» Stored data
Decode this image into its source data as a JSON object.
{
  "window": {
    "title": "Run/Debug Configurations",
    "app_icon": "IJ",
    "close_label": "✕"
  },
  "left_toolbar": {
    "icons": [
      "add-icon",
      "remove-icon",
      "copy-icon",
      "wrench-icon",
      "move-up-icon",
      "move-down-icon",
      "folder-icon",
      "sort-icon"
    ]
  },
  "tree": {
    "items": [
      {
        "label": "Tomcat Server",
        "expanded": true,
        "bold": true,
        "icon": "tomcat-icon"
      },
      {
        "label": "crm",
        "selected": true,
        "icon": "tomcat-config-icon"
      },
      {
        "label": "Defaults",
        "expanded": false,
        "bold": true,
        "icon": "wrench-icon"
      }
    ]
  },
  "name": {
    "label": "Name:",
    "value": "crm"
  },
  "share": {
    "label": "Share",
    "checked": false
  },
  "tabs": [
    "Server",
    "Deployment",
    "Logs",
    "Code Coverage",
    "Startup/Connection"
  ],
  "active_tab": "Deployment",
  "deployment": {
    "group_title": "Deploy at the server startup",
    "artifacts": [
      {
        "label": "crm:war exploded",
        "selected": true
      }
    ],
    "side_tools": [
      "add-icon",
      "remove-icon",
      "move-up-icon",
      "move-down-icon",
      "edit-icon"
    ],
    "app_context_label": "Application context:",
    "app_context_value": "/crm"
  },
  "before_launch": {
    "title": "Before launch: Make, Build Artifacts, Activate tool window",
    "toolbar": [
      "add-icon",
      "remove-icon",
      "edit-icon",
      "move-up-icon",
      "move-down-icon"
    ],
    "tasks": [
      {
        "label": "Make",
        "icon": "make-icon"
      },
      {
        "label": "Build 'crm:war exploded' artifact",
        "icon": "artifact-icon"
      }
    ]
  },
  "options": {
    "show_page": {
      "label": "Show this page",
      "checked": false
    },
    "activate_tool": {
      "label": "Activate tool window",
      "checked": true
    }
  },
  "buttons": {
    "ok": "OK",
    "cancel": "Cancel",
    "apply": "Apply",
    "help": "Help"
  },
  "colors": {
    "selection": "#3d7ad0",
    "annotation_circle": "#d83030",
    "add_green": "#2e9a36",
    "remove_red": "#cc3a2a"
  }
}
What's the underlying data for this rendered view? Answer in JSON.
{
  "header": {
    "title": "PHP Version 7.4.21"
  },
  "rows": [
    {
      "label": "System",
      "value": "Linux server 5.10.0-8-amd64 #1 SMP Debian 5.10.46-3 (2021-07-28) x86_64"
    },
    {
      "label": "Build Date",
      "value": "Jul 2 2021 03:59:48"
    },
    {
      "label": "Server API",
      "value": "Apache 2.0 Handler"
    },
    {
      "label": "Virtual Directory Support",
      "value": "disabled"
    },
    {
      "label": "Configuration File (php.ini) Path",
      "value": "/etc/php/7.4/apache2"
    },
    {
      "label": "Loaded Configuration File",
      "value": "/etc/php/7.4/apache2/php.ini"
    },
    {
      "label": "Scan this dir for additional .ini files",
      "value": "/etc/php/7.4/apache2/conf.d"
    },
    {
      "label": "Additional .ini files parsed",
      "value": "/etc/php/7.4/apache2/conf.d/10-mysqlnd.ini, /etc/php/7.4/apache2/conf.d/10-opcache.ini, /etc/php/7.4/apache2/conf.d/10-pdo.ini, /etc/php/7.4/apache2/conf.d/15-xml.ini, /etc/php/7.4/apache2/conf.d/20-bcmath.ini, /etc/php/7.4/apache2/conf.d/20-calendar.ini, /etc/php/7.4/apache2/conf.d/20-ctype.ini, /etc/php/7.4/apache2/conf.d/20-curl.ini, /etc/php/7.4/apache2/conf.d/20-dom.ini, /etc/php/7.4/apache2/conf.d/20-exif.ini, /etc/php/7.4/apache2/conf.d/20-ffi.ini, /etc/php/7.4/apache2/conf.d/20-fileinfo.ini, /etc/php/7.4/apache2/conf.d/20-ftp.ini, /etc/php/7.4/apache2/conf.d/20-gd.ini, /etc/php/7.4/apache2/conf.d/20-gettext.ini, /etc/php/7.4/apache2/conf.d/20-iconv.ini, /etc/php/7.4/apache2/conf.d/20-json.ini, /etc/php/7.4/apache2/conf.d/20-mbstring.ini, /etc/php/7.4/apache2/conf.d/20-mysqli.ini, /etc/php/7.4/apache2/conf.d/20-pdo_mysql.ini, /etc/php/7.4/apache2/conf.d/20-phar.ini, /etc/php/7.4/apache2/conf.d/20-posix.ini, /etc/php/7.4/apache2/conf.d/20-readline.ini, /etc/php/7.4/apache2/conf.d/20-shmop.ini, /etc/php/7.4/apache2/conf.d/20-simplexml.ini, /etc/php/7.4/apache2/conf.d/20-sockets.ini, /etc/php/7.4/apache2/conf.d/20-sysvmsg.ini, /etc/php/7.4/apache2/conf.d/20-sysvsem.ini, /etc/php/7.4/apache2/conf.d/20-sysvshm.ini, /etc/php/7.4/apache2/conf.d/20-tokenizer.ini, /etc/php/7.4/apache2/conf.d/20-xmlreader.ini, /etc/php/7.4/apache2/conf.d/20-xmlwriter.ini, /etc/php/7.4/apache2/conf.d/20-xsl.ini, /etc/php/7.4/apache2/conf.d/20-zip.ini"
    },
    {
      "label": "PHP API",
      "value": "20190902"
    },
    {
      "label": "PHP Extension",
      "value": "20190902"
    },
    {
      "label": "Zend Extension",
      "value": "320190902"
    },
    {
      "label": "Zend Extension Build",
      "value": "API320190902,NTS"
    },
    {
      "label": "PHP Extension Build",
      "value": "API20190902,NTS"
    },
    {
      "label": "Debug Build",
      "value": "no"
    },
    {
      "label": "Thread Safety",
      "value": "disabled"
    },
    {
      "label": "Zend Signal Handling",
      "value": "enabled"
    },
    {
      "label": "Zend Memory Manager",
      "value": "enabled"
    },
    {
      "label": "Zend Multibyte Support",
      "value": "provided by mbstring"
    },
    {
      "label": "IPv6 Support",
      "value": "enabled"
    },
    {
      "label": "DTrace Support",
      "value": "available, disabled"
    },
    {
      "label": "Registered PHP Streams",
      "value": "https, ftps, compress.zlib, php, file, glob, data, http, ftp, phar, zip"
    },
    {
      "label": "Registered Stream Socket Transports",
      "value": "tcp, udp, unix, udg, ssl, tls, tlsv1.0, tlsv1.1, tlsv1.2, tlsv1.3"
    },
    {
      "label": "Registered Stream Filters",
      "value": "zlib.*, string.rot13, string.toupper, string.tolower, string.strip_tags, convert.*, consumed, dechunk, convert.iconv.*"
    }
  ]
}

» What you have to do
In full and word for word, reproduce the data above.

» Written response
Decode this image into its source data as a JSON object.
{
  "window": {
    "title": "Run/Debug Configurations",
    "app_icon": "IJ",
    "close_label": "✕"
  },
  "left_toolbar": {
    "icons": [
      "add-icon",
      "remove-icon",
      "copy-icon",
      "wrench-icon",
      "move-up-icon",
      "move-down-icon",
      "folder-icon",
      "sort-icon"
    ]
  },
  "tree": {
    "items": [
      {
        "label": "Tomcat Server",
        "expanded": true,
        "bold": true,
        "icon": "tomcat-icon"
      },
      {
        "label": "crm",
        "selected": true,
        "icon": "tomcat-config-icon"
      },
      {
        "label": "Defaults",
        "expanded": false,
        "bold": true,
        "icon": "wrench-icon"
      }
    ]
  },
  "name": {
    "label": "Name:",
    "value": "crm"
  },
  "share": {
    "label": "Share",
    "checked": false
  },
  "tabs": [
    "Server",
    "Deployment",
    "Logs",
    "Code Coverage",
    "Startup/Connection"
  ],
  "active_tab": "Deployment",
  "deployment": {
    "group_title": "Deploy at the server startup",
    "artifacts": [
      {
        "label": "crm:war exploded",
        "selected": true
      }
    ],
    "side_tools": [
      "add-icon",
      "remove-icon",
      "move-up-icon",
      "move-down-icon",
      "edit-icon"
    ],
    "app_context_label": "Application context:",
    "app_context_value": "/crm"
  },
  "before_launch": {
    "title": "Before launch: Make, Build Artifacts, Activate tool window",
    "toolbar": [
      "add-icon",
      "remove-icon",
      "edit-icon",
      "move-up-icon",
      "move-down-icon"
    ],
    "tasks": [
      {
        "label": "Make",
        "icon": "make-icon"
      },
      {
        "label": "Build 'crm:war exploded' artifact",
        "icon": "artifact-icon"
      }
    ]
  },
  "options": {
    "show_page": {
      "label": "Show this page",
      "checked": false
    },
    "activate_tool": {
      "label": "Activate tool window",
      "checked": true
    }
  },
  "buttons": {
    "ok": "OK",
    "cancel": "Cancel",
    "apply": "Apply",
    "help": "Help"
  },
  "colors": {
    "selection": "#3d7ad0",
    "annotation_circle": "#d83030",
    "add_green": "#2e9a36",
    "remove_red": "#cc3a2a"
  }
}
What's the underlying data for this rendered view? Answer in JSON.
{
  "header": {
    "title": "PHP Version 7.4.21"
  },
  "rows": [
    {
      "label": "System",
      "value": "Linux server 5.10.0-8-amd64 #1 SMP Debian 5.10.46-3 (2021-07-28) x86_64"
    },
    {
      "label": "Build Date",
      "value": "Jul 2 2021 03:59:48"
    },
    {
      "label": "Server API",
      "value": "Apache 2.0 Handler"
    },
    {
      "label": "Virtual Directory Support",
      "value": "disabled"
    },
    {
      "label": "Configuration File (php.ini) Path",
      "value": "/etc/php/7.4/apache2"
    },
    {
      "label": "Loaded Configuration File",
      "value": "/etc/php/7.4/apache2/php.ini"
    },
    {
      "label": "Scan this dir for additional .ini files",
      "value": "/etc/php/7.4/apache2/conf.d"
    },
    {
      "label": "Additional .ini files parsed",
      "value": "/etc/php/7.4/apache2/conf.d/10-mysqlnd.ini, /etc/php/7.4/apache2/conf.d/10-opcache.ini, /etc/php/7.4/apache2/conf.d/10-pdo.ini, /etc/php/7.4/apache2/conf.d/15-xml.ini, /etc/php/7.4/apache2/conf.d/20-bcmath.ini, /etc/php/7.4/apache2/conf.d/20-calendar.ini, /etc/php/7.4/apache2/conf.d/20-ctype.ini, /etc/php/7.4/apache2/conf.d/20-curl.ini, /etc/php/7.4/apache2/conf.d/20-dom.ini, /etc/php/7.4/apache2/conf.d/20-exif.ini, /etc/php/7.4/apache2/conf.d/20-ffi.ini, /etc/php/7.4/apache2/conf.d/20-fileinfo.ini, /etc/php/7.4/apache2/conf.d/20-ftp.ini, /etc/php/7.4/apache2/conf.d/20-gd.ini, /etc/php/7.4/apache2/conf.d/20-gettext.ini, /etc/php/7.4/apache2/conf.d/20-iconv.ini, /etc/php/7.4/apache2/conf.d/20-json.ini, /etc/php/7.4/apache2/conf.d/20-mbstring.ini, /etc/php/7.4/apache2/conf.d/20-mysqli.ini, /etc/php/7.4/apache2/conf.d/20-pdo_mysql.ini, /etc/php/7.4/apache2/conf.d/20-phar.ini, /etc/php/7.4/apache2/conf.d/20-posix.ini, /etc/php/7.4/apache2/conf.d/20-readline.ini, /etc/php/7.4/apache2/conf.d/20-shmop.ini, /etc/php/7.4/apache2/conf.d/20-simplexml.ini, /etc/php/7.4/apache2/conf.d/20-sockets.ini, /etc/php/7.4/apache2/conf.d/20-sysvmsg.ini, /etc/php/7.4/apache2/conf.d/20-sysvsem.ini, /etc/php/7.4/apache2/conf.d/20-sysvshm.ini, /etc/php/7.4/apache2/conf.d/20-tokenizer.ini, /etc/php/7.4/apache2/conf.d/20-xmlreader.ini, /etc/php/7.4/apache2/conf.d/20-xmlwriter.ini, /etc/php/7.4/apache2/conf.d/20-xsl.ini, /etc/php/7.4/apache2/conf.d/20-zip.ini"
    },
    {
      "label": "PHP API",
      "value": "20190902"
    },
    {
      "label": "PHP Extension",
      "value": "20190902"
    },
    {
      "label": "Zend Extension",
      "value": "320190902"
    },
    {
      "label": "Zend Extension Build",
      "value": "API320190902,NTS"
    },
    {
      "label": "PHP Extension Build",
      "value": "API20190902,NTS"
    },
    {
      "label": "Debug Build",
      "value": "no"
    },
    {
      "label": "Thread Safety",
      "value": "disabled"
    },
    {
      "label": "Zend Signal Handling",
      "value": "enabled"
    },
    {
      "label": "Zend Memory Manager",
      "value": "enabled"
    },
    {
      "label": "Zend Multibyte Support",
      "value": "provided by mbstring"
    },
    {
      "label": "IPv6 Support",
      "value": "enabled"
    },
    {
      "label": "DTrace Support",
      "value": "available, disabled"
    },
    {
      "label": "Registered PHP Streams",
      "value": "https, ftps, compress.zlib, php, file, glob, data, http, ftp, phar, zip"
    },
    {
      "label": "Registered Stream Socket Transports",
      "value": "tcp, udp, unix, udg, ssl, tls, tlsv1.0, tlsv1.1, tlsv1.2, tlsv1.3"
    },
    {
      "label": "Registered Stream Filters",
      "value": "zlib.*, string.rot13, string.toupper, string.tolower, string.strip_tags, convert.*, consumed, dechunk, convert.iconv.*"
    }
  ]
}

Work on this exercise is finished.